=== What you should do ===
Could you retype the entries below exactly, omitting every picture?

--

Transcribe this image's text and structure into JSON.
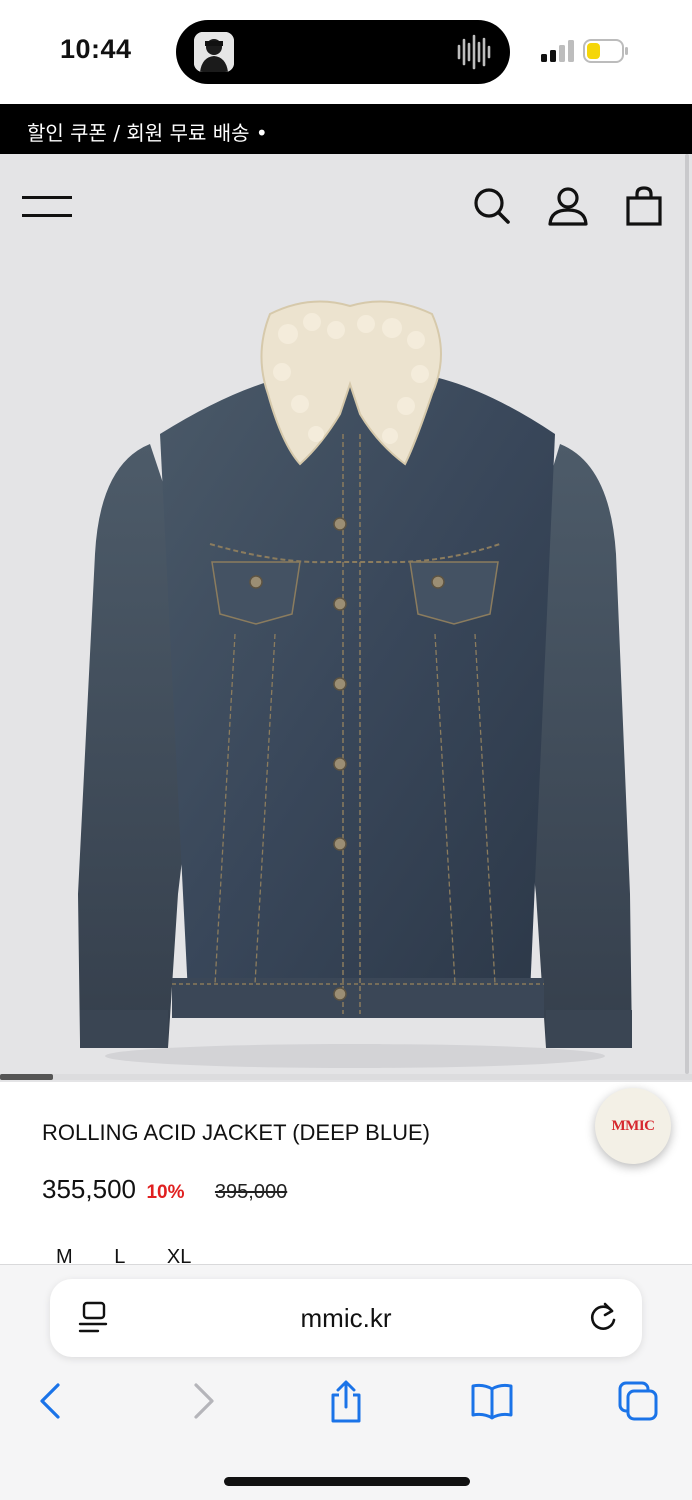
{
  "status_bar": {
    "time": "10:44",
    "battery_color": "#f5d60a"
  },
  "announcement": {
    "text": "할인 쿠폰 / 회원 무료 배송 •"
  },
  "header": {
    "icons": [
      "menu-icon",
      "search-icon",
      "account-icon",
      "cart-icon"
    ]
  },
  "product": {
    "name": "ROLLING ACID JACKET (DEEP BLUE)",
    "price": "355,500",
    "discount": "10%",
    "original_price": "395,000",
    "sizes": [
      "M",
      "L",
      "XL"
    ],
    "image_description_icon": "denim-jacket-image"
  },
  "brand_badge": {
    "text": "MMIC",
    "accent_color": "#d6282e"
  },
  "safari": {
    "url": "mmic.kr",
    "toolbar_icons": [
      "back-icon",
      "forward-icon",
      "share-icon",
      "bookmarks-icon",
      "tabs-icon"
    ],
    "accent_color": "#1a73e8"
  }
}
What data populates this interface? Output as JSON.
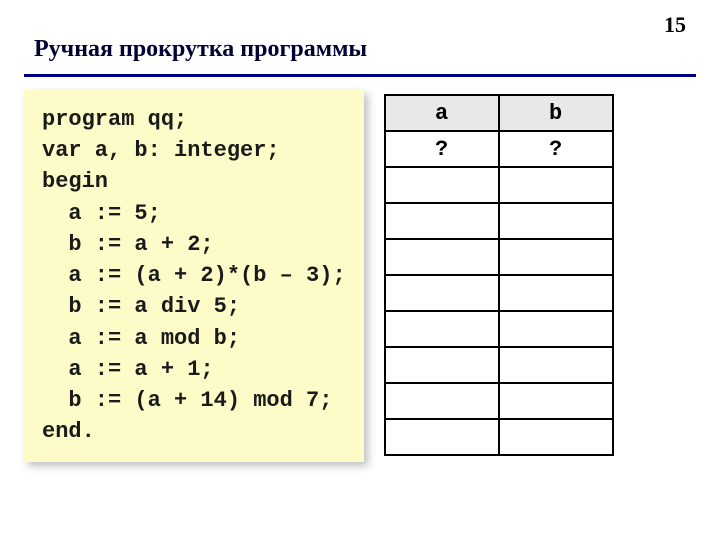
{
  "page_number": "15",
  "title": "Ручная прокрутка программы",
  "code": {
    "lines": [
      "program qq;",
      "var a, b: integer;",
      "begin",
      "  a := 5;",
      "  b := a + 2;",
      "  a := (a + 2)*(b – 3);",
      "  b := a div 5;",
      "  a := a mod b;",
      "  a := a + 1;",
      "  b := (a + 14) mod 7;",
      "end."
    ]
  },
  "table": {
    "headers": [
      "a",
      "b"
    ],
    "rows": [
      [
        "?",
        "?"
      ],
      [
        "",
        ""
      ],
      [
        "",
        ""
      ],
      [
        "",
        ""
      ],
      [
        "",
        ""
      ],
      [
        "",
        ""
      ],
      [
        "",
        ""
      ],
      [
        "",
        ""
      ],
      [
        "",
        ""
      ]
    ]
  }
}
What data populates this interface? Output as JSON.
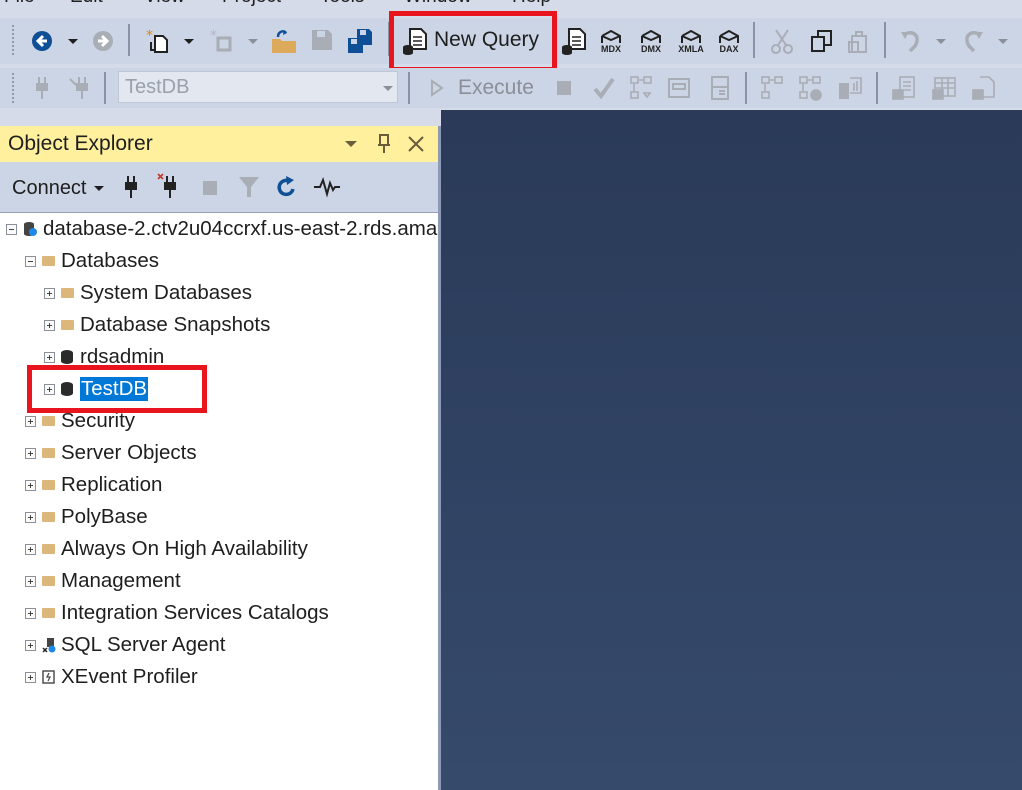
{
  "menubar": {
    "items": [
      "File",
      "Edit",
      "View",
      "Project",
      "Tools",
      "Window",
      "Help"
    ]
  },
  "toolbar_standard": {
    "icons": [
      "back-icon",
      "forward-icon",
      "new-project-icon",
      "add-item-icon",
      "open-file-icon",
      "save-icon",
      "save-all-icon",
      "new-query-icon",
      "database-engine-query-icon",
      "mdx-query-icon",
      "dmx-query-icon",
      "xmla-query-icon",
      "dax-query-icon",
      "cut-icon",
      "copy-icon",
      "paste-icon",
      "undo-icon",
      "redo-icon"
    ],
    "new_query_label": "New Query",
    "mdx_label": "MDX",
    "dmx_label": "DMX",
    "xmla_label": "XMLA",
    "dax_label": "DAX"
  },
  "toolbar_sql": {
    "database_selected": "TestDB",
    "execute_label": "Execute"
  },
  "object_explorer": {
    "title": "Object Explorer",
    "connect_label": "Connect",
    "tree": [
      {
        "label": "database-2.ctv2u04ccrxf.us-east-2.rds.ama",
        "expanded": true,
        "icon": "server-icon"
      },
      {
        "label": "Databases",
        "expanded": true,
        "icon": "folder-icon"
      },
      {
        "label": "System Databases",
        "expanded": false,
        "icon": "folder-icon"
      },
      {
        "label": "Database Snapshots",
        "expanded": false,
        "icon": "folder-icon"
      },
      {
        "label": "rdsadmin",
        "expanded": false,
        "icon": "database-icon"
      },
      {
        "label": "TestDB",
        "expanded": false,
        "icon": "database-icon",
        "selected": true
      },
      {
        "label": "Security",
        "expanded": false,
        "icon": "folder-icon"
      },
      {
        "label": "Server Objects",
        "expanded": false,
        "icon": "folder-icon"
      },
      {
        "label": "Replication",
        "expanded": false,
        "icon": "folder-icon"
      },
      {
        "label": "PolyBase",
        "expanded": false,
        "icon": "folder-icon"
      },
      {
        "label": "Always On High Availability",
        "expanded": false,
        "icon": "folder-icon"
      },
      {
        "label": "Management",
        "expanded": false,
        "icon": "folder-icon"
      },
      {
        "label": "Integration Services Catalogs",
        "expanded": false,
        "icon": "folder-icon"
      },
      {
        "label": "SQL Server Agent",
        "expanded": false,
        "icon": "agent-icon"
      },
      {
        "label": "XEvent Profiler",
        "expanded": false,
        "icon": "xevent-icon"
      }
    ]
  },
  "colors": {
    "highlight_box": "#e8141e",
    "selection": "#0078d7",
    "panel_title": "#fef09d",
    "workspace": "#2f4163"
  }
}
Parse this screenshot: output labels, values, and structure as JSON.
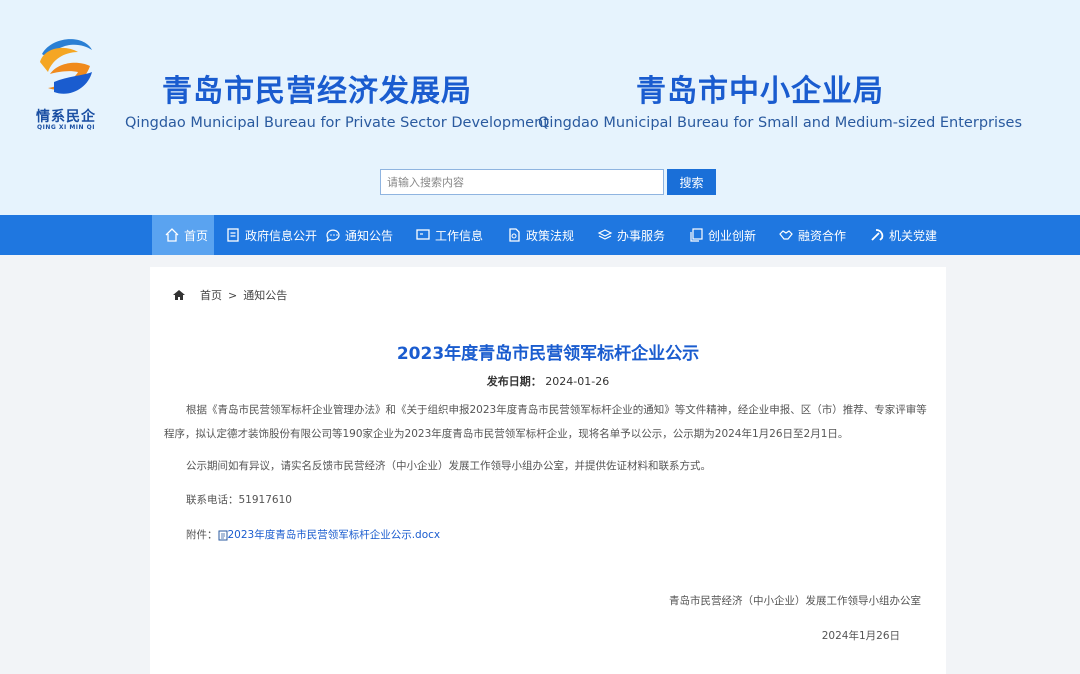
{
  "header": {
    "logo_cn": "情系民企",
    "logo_en": "QING XI MIN QI",
    "org1_cn": "青岛市民营经济发展局",
    "org1_en": "Qingdao Municipal Bureau for Private Sector Development",
    "org2_cn": "青岛市中小企业局",
    "org2_en": "Qingdao Municipal Bureau for Small and Medium-sized Enterprises",
    "colors": {
      "primary": "#1a5ccf",
      "nav": "#1f77e0",
      "nav_active": "#5aa3f0",
      "header_bg": "#e6f3fd"
    }
  },
  "search": {
    "placeholder": "请输入搜索内容",
    "button_label": "搜索"
  },
  "nav": {
    "items": [
      {
        "label": "首页",
        "icon": "home-icon",
        "active": true
      },
      {
        "label": "政府信息公开",
        "icon": "document-icon"
      },
      {
        "label": "通知公告",
        "icon": "chat-icon"
      },
      {
        "label": "工作信息",
        "icon": "monitor-icon"
      },
      {
        "label": "政策法规",
        "icon": "file-icon"
      },
      {
        "label": "办事服务",
        "icon": "layers-icon"
      },
      {
        "label": "创业创新",
        "icon": "copy-icon"
      },
      {
        "label": "融资合作",
        "icon": "handshake-icon"
      },
      {
        "label": "机关党建",
        "icon": "party-emblem-icon"
      }
    ]
  },
  "breadcrumb": {
    "home": "首页",
    "separator": ">",
    "current": "通知公告"
  },
  "article": {
    "title": "2023年度青岛市民营领军标杆企业公示",
    "date_label": "发布日期：",
    "date_value": "2024-01-26",
    "para1": "根据《青岛市民营领军标杆企业管理办法》和《关于组织申报2023年度青岛市民营领军标杆企业的通知》等文件精神，经企业申报、区（市）推荐、专家评审等程序，拟认定德才装饰股份有限公司等190家企业为2023年度青岛市民营领军标杆企业，现将名单予以公示，公示期为2024年1月26日至2月1日。",
    "para2": "公示期间如有异议，请实名反馈市民营经济（中小企业）发展工作领导小组办公室，并提供佐证材料和联系方式。",
    "phone": "联系电话：51917610",
    "attachment_label": "附件：",
    "attachment_file": "2023年度青岛市民营领军标杆企业公示.docx",
    "signature": "青岛市民营经济（中小企业）发展工作领导小组办公室",
    "sign_date": "2024年1月26日"
  }
}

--

=== Solution ===
Transcribe this image's text and structure into JSON.
{
  "status_bar": {
    "time": "10:44",
    "battery_color": "#f5d60a"
  },
  "announcement": {
    "text": "할인 쿠폰 / 회원 무료 배송 •"
  },
  "header": {
    "icons": [
      "menu-icon",
      "search-icon",
      "account-icon",
      "cart-icon"
    ]
  },
  "product": {
    "name": "ROLLING ACID JACKET (DEEP BLUE)",
    "price": "355,500",
    "discount": "10%",
    "original_price": "395,000",
    "sizes": [
      "M",
      "L",
      "XL"
    ],
    "image_description_icon": "denim-jacket-image"
  },
  "brand_badge": {
    "text": "MMIC",
    "accent_color": "#d6282e"
  },
  "safari": {
    "url": "mmic.kr",
    "toolbar_icons": [
      "back-icon",
      "forward-icon",
      "share-icon",
      "bookmarks-icon",
      "tabs-icon"
    ],
    "accent_color": "#1a73e8"
  }
}
What data populates this interface? Output as JSON.
{
  "page_number": "15",
  "title": "Ручная прокрутка программы",
  "code": {
    "lines": [
      "program qq;",
      "var a, b: integer;",
      "begin",
      "  a := 5;",
      "  b := a + 2;",
      "  a := (a + 2)*(b – 3);",
      "  b := a div 5;",
      "  a := a mod b;",
      "  a := a + 1;",
      "  b := (a + 14) mod 7;",
      "end."
    ]
  },
  "table": {
    "headers": [
      "a",
      "b"
    ],
    "rows": [
      [
        "?",
        "?"
      ],
      [
        "",
        ""
      ],
      [
        "",
        ""
      ],
      [
        "",
        ""
      ],
      [
        "",
        ""
      ],
      [
        "",
        ""
      ],
      [
        "",
        ""
      ],
      [
        "",
        ""
      ],
      [
        "",
        ""
      ]
    ]
  }
}
What data populates this interface? Output as JSON.
{
  "menubar": {
    "items": [
      "File",
      "Edit",
      "View",
      "Project",
      "Tools",
      "Window",
      "Help"
    ]
  },
  "toolbar_standard": {
    "icons": [
      "back-icon",
      "forward-icon",
      "new-project-icon",
      "add-item-icon",
      "open-file-icon",
      "save-icon",
      "save-all-icon",
      "new-query-icon",
      "database-engine-query-icon",
      "mdx-query-icon",
      "dmx-query-icon",
      "xmla-query-icon",
      "dax-query-icon",
      "cut-icon",
      "copy-icon",
      "paste-icon",
      "undo-icon",
      "redo-icon"
    ],
    "new_query_label": "New Query",
    "mdx_label": "MDX",
    "dmx_label": "DMX",
    "xmla_label": "XMLA",
    "dax_label": "DAX"
  },
  "toolbar_sql": {
    "database_selected": "TestDB",
    "execute_label": "Execute"
  },
  "object_explorer": {
    "title": "Object Explorer",
    "connect_label": "Connect",
    "tree": [
      {
        "label": "database-2.ctv2u04ccrxf.us-east-2.rds.ama",
        "expanded": true,
        "icon": "server-icon"
      },
      {
        "label": "Databases",
        "expanded": true,
        "icon": "folder-icon"
      },
      {
        "label": "System Databases",
        "expanded": false,
        "icon": "folder-icon"
      },
      {
        "label": "Database Snapshots",
        "expanded": false,
        "icon": "folder-icon"
      },
      {
        "label": "rdsadmin",
        "expanded": false,
        "icon": "database-icon"
      },
      {
        "label": "TestDB",
        "expanded": false,
        "icon": "database-icon",
        "selected": true
      },
      {
        "label": "Security",
        "expanded": false,
        "icon": "folder-icon"
      },
      {
        "label": "Server Objects",
        "expanded": false,
        "icon": "folder-icon"
      },
      {
        "label": "Replication",
        "expanded": false,
        "icon": "folder-icon"
      },
      {
        "label": "PolyBase",
        "expanded": false,
        "icon": "folder-icon"
      },
      {
        "label": "Always On High Availability",
        "expanded": false,
        "icon": "folder-icon"
      },
      {
        "label": "Management",
        "expanded": false,
        "icon": "folder-icon"
      },
      {
        "label": "Integration Services Catalogs",
        "expanded": false,
        "icon": "folder-icon"
      },
      {
        "label": "SQL Server Agent",
        "expanded": false,
        "icon": "agent-icon"
      },
      {
        "label": "XEvent Profiler",
        "expanded": false,
        "icon": "xevent-icon"
      }
    ]
  },
  "colors": {
    "highlight_box": "#e8141e",
    "selection": "#0078d7",
    "panel_title": "#fef09d",
    "workspace": "#2f4163"
  }
}
Parse this screenshot: output labels, values, and structure as JSON.
{
  "header": {
    "logo_cn": "情系民企",
    "logo_en": "QING XI MIN QI",
    "org1_cn": "青岛市民营经济发展局",
    "org1_en": "Qingdao Municipal Bureau for Private Sector Development",
    "org2_cn": "青岛市中小企业局",
    "org2_en": "Qingdao Municipal Bureau for Small and Medium-sized Enterprises",
    "colors": {
      "primary": "#1a5ccf",
      "nav": "#1f77e0",
      "nav_active": "#5aa3f0",
      "header_bg": "#e6f3fd"
    }
  },
  "search": {
    "placeholder": "请输入搜索内容",
    "button_label": "搜索"
  },
  "nav": {
    "items": [
      {
        "label": "首页",
        "icon": "home-icon",
        "active": true
      },
      {
        "label": "政府信息公开",
        "icon": "document-icon"
      },
      {
        "label": "通知公告",
        "icon": "chat-icon"
      },
      {
        "label": "工作信息",
        "icon": "monitor-icon"
      },
      {
        "label": "政策法规",
        "icon": "file-icon"
      },
      {
        "label": "办事服务",
        "icon": "layers-icon"
      },
      {
        "label": "创业创新",
        "icon": "copy-icon"
      },
      {
        "label": "融资合作",
        "icon": "handshake-icon"
      },
      {
        "label": "机关党建",
        "icon": "party-emblem-icon"
      }
    ]
  },
  "breadcrumb": {
    "home": "首页",
    "separator": ">",
    "current": "通知公告"
  },
  "article": {
    "title": "2023年度青岛市民营领军标杆企业公示",
    "date_label": "发布日期：",
    "date_value": "2024-01-26",
    "para1": "根据《青岛市民营领军标杆企业管理办法》和《关于组织申报2023年度青岛市民营领军标杆企业的通知》等文件精神，经企业申报、区（市）推荐、专家评审等程序，拟认定德才装饰股份有限公司等190家企业为2023年度青岛市民营领军标杆企业，现将名单予以公示，公示期为2024年1月26日至2月1日。",
    "para2": "公示期间如有异议，请实名反馈市民营经济（中小企业）发展工作领导小组办公室，并提供佐证材料和联系方式。",
    "phone": "联系电话：51917610",
    "attachment_label": "附件：",
    "attachment_file": "2023年度青岛市民营领军标杆企业公示.docx",
    "signature": "青岛市民营经济（中小企业）发展工作领导小组办公室",
    "sign_date": "2024年1月26日"
  }
}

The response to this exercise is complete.